A few years ago, if you’d walked onto the C4 Welding shop floor on the right day, you may have seen Mikayla Asfeld working diligently.
But she wasn’t working for the company. At least not that day.
Asfeld, a full-time certified welder at C4, was doing college homework for her bachelor’s degree in engineering from Bemidji State University. C4 Welding — a Sauk Rapids-based full-service welding shop — was helping by giving her access to tools, equipment, people and resources.
Because they believed in her, and still do to this day.
With C4’s help, Asfeld went from a welder to one of the company’s go-to engineers. Her early displays of potential as a future company leader aligned perfectly with the company’s desire to encourage employee growth.
C4 President and COO Henry Ewers says helping Asfeld achieve her goals is part of the company’s approach to business.
“I think that’s really how you should grow companies,” Ewers says. “By growing your people.”
Asfeld’s rise from welder to engineer — and her use of the C4 Welding shop floor — was no fluke. Ewers says four of the company’s six engineers have gotten to where they are at C4 by first being welders. Investing in people is a model that has paid off for C4, a company Ewers says will do whatever it takes to retain good talent.
C4 Welding is the kind of welding company you go to when other places can’t do the job.
“We get into a lot of exotic materials, like Hastelloy, nickel, titanium,” Ewers says. “And there’s not a lot of people who are certified to weld them. We’re certified to weld over 150 different welding procedure specifications and procedure qualification records. And with that, when most customers call us, we’ve already got the certifications to meet their needs.”
But if you asked Ewers what he’s most proud of, it might be his company’s ethos of helping people such as Asfeld.
She came in as a certified welder and began learning the various types of unusual materials C4 Welding is known to work on. Ewers says she struggled at first. But once she got her footing, “She can run circles around some of our other welders who have been here for years. She probably won’t admit that, but I do.”
Asfeld had a goal, however, of becoming an engineer.
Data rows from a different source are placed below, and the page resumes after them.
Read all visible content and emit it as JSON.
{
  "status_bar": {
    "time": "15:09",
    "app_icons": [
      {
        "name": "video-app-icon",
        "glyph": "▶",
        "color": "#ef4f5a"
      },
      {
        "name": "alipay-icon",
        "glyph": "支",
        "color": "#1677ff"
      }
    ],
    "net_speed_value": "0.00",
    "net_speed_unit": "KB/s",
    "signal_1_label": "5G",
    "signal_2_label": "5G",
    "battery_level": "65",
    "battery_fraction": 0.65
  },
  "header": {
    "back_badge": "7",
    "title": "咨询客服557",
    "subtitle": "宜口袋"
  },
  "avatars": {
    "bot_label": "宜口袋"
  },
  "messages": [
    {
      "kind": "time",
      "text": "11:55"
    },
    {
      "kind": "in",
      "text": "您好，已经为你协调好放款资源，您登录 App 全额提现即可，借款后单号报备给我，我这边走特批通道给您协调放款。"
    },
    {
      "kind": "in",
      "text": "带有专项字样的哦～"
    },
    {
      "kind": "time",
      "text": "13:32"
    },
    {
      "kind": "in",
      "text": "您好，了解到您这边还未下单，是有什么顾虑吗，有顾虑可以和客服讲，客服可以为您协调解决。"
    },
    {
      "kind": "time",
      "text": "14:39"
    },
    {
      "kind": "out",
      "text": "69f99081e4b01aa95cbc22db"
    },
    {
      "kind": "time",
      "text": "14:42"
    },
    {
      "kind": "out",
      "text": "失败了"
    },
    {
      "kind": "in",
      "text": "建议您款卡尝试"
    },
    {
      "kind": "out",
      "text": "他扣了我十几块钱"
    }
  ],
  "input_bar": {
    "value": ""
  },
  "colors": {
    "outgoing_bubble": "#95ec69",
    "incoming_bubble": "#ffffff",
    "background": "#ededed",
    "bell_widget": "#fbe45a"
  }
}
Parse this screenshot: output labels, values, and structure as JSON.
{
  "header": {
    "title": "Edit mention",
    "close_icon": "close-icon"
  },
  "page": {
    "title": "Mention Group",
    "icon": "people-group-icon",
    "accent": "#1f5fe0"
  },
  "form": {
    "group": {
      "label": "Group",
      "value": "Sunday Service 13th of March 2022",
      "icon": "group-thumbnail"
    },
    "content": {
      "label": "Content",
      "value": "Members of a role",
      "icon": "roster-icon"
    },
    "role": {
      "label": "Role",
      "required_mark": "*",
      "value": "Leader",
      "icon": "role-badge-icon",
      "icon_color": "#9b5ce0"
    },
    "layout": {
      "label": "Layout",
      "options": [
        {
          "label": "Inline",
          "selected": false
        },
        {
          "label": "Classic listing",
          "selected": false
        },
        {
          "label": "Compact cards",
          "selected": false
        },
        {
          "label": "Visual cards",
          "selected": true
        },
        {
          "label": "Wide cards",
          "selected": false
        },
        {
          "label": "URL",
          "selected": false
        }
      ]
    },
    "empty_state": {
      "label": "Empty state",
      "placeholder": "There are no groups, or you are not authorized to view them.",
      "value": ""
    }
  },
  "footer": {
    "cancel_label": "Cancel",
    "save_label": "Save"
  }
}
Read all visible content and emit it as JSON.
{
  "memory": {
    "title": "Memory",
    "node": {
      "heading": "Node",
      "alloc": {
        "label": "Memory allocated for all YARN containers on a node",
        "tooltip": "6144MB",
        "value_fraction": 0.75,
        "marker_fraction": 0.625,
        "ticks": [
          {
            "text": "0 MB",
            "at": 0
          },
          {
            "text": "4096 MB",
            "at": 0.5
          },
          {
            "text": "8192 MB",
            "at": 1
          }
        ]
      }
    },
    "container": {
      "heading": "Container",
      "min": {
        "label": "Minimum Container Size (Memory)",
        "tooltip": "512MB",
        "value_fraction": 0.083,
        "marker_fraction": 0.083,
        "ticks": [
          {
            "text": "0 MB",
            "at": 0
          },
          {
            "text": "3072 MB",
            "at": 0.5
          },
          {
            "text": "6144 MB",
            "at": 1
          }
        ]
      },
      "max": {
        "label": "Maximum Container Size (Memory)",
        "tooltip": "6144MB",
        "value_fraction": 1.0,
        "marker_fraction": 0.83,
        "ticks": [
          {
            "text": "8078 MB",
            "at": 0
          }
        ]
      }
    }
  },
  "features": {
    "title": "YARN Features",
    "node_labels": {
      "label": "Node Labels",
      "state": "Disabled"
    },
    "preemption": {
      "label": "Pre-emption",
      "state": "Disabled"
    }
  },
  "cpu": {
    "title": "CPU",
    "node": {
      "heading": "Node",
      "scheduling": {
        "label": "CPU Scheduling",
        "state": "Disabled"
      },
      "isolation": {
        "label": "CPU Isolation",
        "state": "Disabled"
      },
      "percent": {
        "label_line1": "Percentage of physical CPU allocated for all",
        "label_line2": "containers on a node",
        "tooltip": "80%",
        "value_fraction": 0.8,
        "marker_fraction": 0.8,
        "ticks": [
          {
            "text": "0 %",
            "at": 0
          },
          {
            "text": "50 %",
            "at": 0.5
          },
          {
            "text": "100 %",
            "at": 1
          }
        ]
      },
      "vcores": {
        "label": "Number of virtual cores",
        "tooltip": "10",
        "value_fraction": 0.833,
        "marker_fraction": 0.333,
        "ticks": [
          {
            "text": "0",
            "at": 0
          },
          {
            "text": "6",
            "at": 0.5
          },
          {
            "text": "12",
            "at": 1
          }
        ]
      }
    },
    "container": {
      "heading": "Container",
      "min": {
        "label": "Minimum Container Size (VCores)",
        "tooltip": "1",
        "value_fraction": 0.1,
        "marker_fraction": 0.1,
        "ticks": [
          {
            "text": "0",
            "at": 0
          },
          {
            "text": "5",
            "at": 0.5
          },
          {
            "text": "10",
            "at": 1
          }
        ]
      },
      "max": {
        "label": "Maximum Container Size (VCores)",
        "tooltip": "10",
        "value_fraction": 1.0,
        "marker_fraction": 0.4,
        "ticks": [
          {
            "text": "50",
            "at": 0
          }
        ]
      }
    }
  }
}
And C4 Welding had a goal of helping people help themselves.
“She was working full time and going to school full time,” Ewers says. “There were times when we gave her some extra time off to work on her degree. But we knew it was going to be a great success for her and for C4 at the same time.”
At one point during pursuit of her bachelor’s degree, Asfeld needed to complete a project where she studied a company’s production process from beginning to end. Because she was already employed there, she chose to study C4.
“I was able to work with everyone on the floor, hands-on, figuring out exactly what they did for their job function,” Asfeld says. “And then being able to put that all into the process of how everything flows from the beginning, where it starts at customer support, all the way to the end when our product leaves the building, was a cool experience. By being able to talk to everyone about that sort of stuff, I learned stuff I probably never would have known otherwise.”
Asfeld appreciates the freedom C4 gave her to not only complete a project like this, but also to work full time and pursue a four-year degree. She says C4 was flexible with hours. (It also helped that she was able to complete the bulk of her bachelor’s degree online, even before the age of COVID.)
Ewers says he’s a firm believer in encouraging employers to strive for more; Asfeld and other engineers who were once welders are emblematic of that. Ewers says he hopes these employees have a firm grasp of the full range of the C4 Welding process. The support the company has given its employees, combined with the fact that they’ve grown professionally under C4’s guidance, is something Ewers predicts will go a long way in retaining talent.
“I don’t see them ever leaving C4,” he says. “They’re very happy right now. They work so cohesively as a team, and it’s just fantastic to see that.”
Featured story in the Spring 2021 issue of Enterprise Minnesota magazine.